Start with Why by Simon Sinek

Start with Why

RATING: 5/10…READ: July 7, 2012

This book is an extension of Simon Sinek’s TED talk. The core concept of the book is we should question WHY we do what we do. Despite a great TED talk, this book is very redundant. If you watched the TED talk, you’ll find little more added information beyond it.

Get at Amazon

Notes:

Repeat business is when people do business with you multiple times. Loyalty is when people are willing to turn down a better product or a better price to continue doing business with you. Loyal customers often don’t even bother to research the competition or entertain other options. Loyalty is not easily won. Repeat business, however is. All it takes is more manipulations.

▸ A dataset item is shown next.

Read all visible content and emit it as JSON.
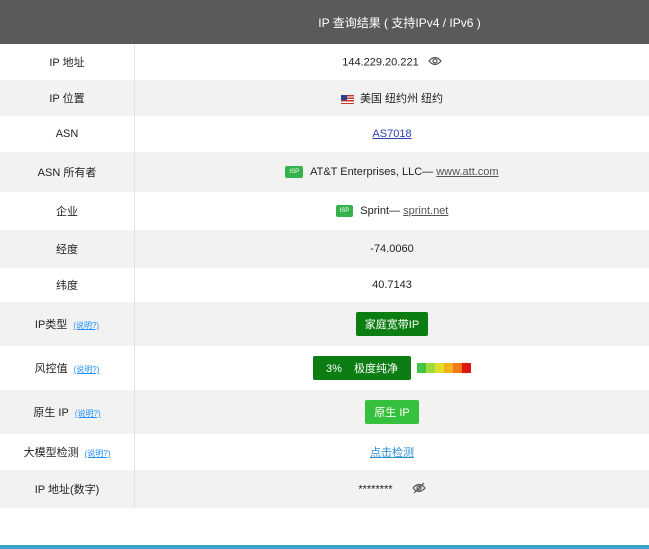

The newest area of the brain, our Homo sapien brain, is the neocortex, which corresponds with the WHAT level. The neocortex is responsible for rational and analytical though and language. The middle two sections comprise the limbic brain. The limbic brain is responsible for all human behavior and all our decision-making, but it has no capacity for language.

“I can make a decision with 30 percent of the information,” said former secretary of state Colin Powell. “Anything more than 80 percent is too much.”

In the 1970s, only 15 percent of the traveling population traveled by air. At that rate, the market was small enough to scare off would be competitors to the big airlines. But Southwest wasn’t interested in competing against everyone else for 15 percent of the traveling population. Southwest care about the other 85 percent. Back then, if you asked Southwest whom their competitor was, they would have told you, “We compete against the car and bus.”

Shackleton was looking for a crew that belonged on such an expedition. His actual ad ran like this: “Men wanted for Hazardous journey. Small wages, bitter cold, long months of complete darkness, constant danger, safe return doubtful. Honour and recognition in case of success.”

Lori Robinson’s a great leader because she understands that earning the trust of an organization doesn’t come from setting out to impress everyone, it comes from setting out to serve those who serve her.

Charisma has nothing to do with energy; it comes from a clarity of WHY. It comes from absolute conviction in an ideal bigger than oneself. Energy, in contrast, comes from a good night’s sleep or lots of caffeine. Energy can excite. But only charisma can inspire. Charisma commands loyalty. Energy does not.

A symbol cannot have any deep meaning until we know WHY it exists in terms bigger than simply to identify the company. Without clarity of WHY, a logo is just a logo.

With about $400 billion in annual sales, Wal-Mart still sells more than six times as much as Target each year.

Here was a room full of some of America’s brightest entrepreneurs, many of them multimillionaires, some of whom don’t need to work anymore if they don’t want to, yet most of them still didn’t feel like they have succeeded. In fact, many of them reported that they’d lost something since they started their businesses. They reminisced about the days when they didn’t have any money and were working out of their basements, trying to get things going. They longed for the feeling they used to have.

Achievement is something you reach or attain, like a goal. It is something tangible, clearly defined and measurable. Success, in contrast, is a feeling or a stare of being…Achievement comes when you pursue and attain WHAT you want. Success comes when you are in clear pursuit of WHY you want it.

SCHOOL BUS TEST: If a founder or leader of an organization were to be hit by a school bus, would the organization continue to thrive at the same pace without them at the helm?

Simply by measuring the number of goods sold or the money brought in is no indication of value. Value is a feeling, not a calculation. It is perception. One could argue that a product with more bells and whistles that sells for less is the greater value. But by whose standard?

We’re always comparing ourselves to others. And no one wants to help us. What if we showed up to work every day simply to be better than ourselves? What if the goal was to do better work this week than we did the week before? To make this month better than the last month? For no other reason than because we want to leave the organization in a better state than we found it.

All leaders must have two things: they must have a vision of the world that does not exist and they must have the ability to communicate it.